Exercise prompt
Copy every line in the records below that contains the word "冒险者的游戏".
Provided entries START
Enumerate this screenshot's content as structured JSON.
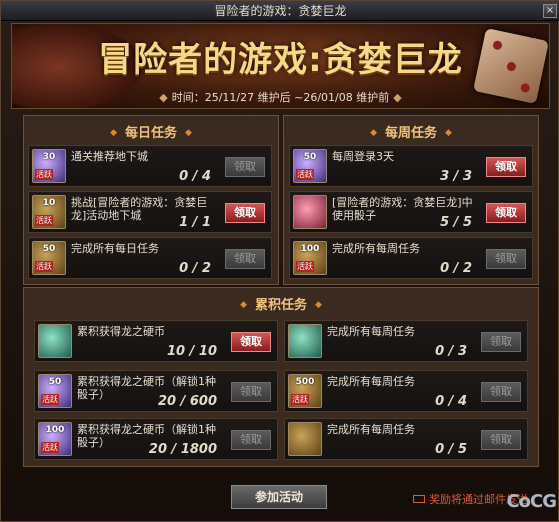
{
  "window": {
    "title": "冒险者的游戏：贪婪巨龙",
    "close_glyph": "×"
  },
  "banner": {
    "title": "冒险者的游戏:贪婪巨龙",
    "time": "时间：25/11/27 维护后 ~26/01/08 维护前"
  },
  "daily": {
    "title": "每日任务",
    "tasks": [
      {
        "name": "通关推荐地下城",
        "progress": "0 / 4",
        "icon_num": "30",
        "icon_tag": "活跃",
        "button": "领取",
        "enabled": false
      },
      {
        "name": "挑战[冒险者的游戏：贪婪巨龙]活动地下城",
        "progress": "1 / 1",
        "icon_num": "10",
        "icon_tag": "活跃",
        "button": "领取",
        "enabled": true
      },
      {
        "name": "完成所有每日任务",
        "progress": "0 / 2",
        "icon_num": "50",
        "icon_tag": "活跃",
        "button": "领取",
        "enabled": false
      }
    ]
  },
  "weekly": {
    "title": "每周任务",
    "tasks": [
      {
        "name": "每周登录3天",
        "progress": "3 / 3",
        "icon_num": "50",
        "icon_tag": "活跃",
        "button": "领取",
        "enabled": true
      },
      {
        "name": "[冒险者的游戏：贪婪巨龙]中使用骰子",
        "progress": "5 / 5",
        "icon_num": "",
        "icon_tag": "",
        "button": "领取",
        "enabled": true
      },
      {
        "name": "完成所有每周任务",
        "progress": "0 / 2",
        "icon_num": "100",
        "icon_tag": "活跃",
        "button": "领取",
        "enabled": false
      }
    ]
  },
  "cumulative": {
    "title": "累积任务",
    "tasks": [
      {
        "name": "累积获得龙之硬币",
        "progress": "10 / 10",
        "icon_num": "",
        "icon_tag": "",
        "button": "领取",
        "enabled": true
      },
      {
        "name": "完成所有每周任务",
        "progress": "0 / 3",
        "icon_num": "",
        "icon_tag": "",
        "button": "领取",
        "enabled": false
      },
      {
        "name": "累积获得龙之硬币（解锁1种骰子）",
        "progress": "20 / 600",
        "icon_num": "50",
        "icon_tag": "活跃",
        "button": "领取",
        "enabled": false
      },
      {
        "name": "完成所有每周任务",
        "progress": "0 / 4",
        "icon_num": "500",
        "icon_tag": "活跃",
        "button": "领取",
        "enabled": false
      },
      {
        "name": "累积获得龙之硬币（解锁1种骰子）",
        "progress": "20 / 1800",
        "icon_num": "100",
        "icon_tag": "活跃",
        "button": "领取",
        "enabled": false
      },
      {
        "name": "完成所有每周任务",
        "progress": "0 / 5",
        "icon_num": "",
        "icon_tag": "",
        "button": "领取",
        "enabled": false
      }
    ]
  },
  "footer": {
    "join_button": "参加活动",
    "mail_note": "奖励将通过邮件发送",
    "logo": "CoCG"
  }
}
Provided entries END
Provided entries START
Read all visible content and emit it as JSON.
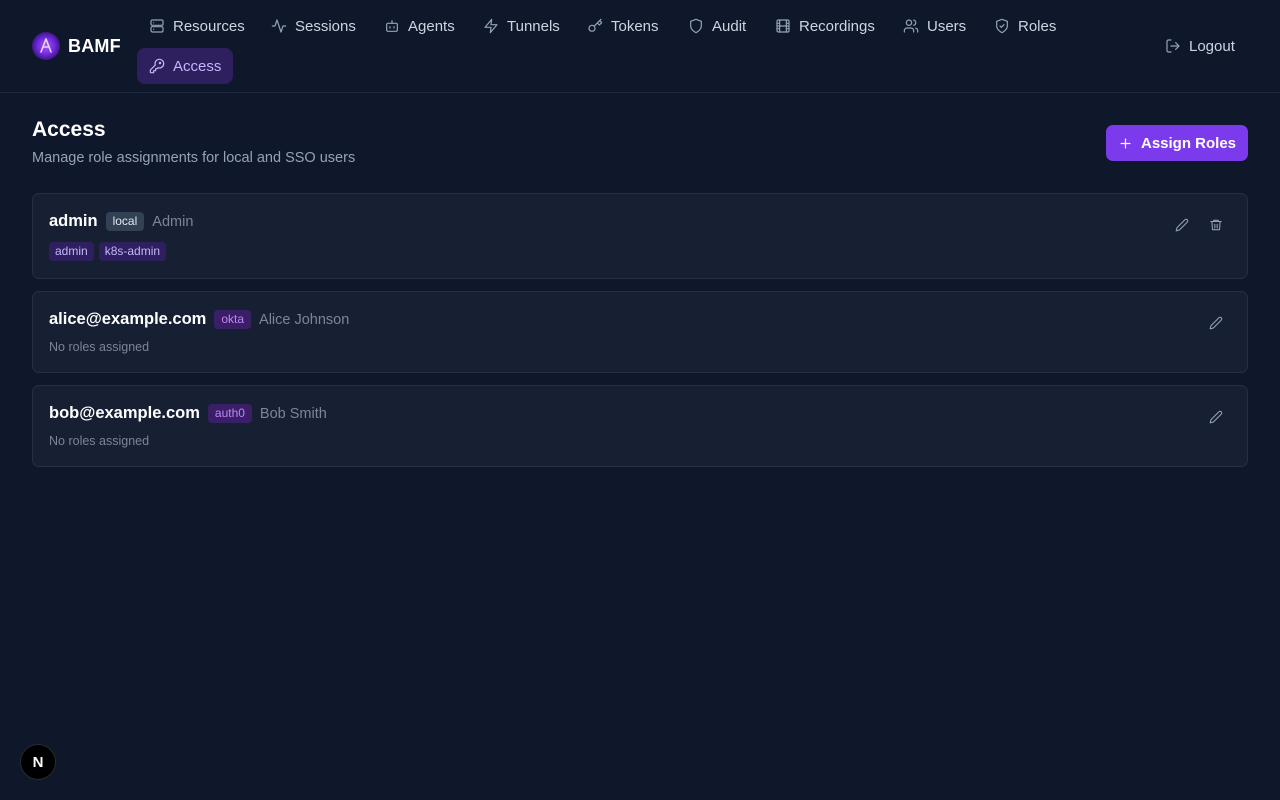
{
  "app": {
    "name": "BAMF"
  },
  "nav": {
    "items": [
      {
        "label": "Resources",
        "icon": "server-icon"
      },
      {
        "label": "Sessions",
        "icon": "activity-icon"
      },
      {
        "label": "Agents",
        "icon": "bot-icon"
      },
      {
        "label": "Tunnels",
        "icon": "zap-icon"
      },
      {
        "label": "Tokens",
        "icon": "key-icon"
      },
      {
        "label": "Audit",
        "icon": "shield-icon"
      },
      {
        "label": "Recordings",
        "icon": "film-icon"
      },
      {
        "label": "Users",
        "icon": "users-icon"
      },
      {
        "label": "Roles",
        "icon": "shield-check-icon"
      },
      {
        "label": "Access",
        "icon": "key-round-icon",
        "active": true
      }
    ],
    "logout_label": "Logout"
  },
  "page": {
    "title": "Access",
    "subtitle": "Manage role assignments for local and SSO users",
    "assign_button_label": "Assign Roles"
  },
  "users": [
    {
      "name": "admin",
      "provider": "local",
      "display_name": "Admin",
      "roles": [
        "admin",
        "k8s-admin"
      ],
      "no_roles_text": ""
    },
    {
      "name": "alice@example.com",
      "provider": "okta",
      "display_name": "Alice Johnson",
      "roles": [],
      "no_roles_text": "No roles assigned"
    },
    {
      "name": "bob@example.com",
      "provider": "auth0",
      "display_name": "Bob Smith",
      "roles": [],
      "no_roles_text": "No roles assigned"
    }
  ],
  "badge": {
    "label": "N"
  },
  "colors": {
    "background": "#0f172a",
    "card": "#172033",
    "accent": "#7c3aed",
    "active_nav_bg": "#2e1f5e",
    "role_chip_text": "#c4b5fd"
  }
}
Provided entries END
Answer to this problem
    "title": "冒险者的游戏：贪婪巨龙",
    "title": "冒险者的游戏:贪婪巨龙",
        "name": "挑战[冒险者的游戏：贪婪巨龙]活动地下城",
        "name": "[冒险者的游戏：贪婪巨龙]中使用骰子",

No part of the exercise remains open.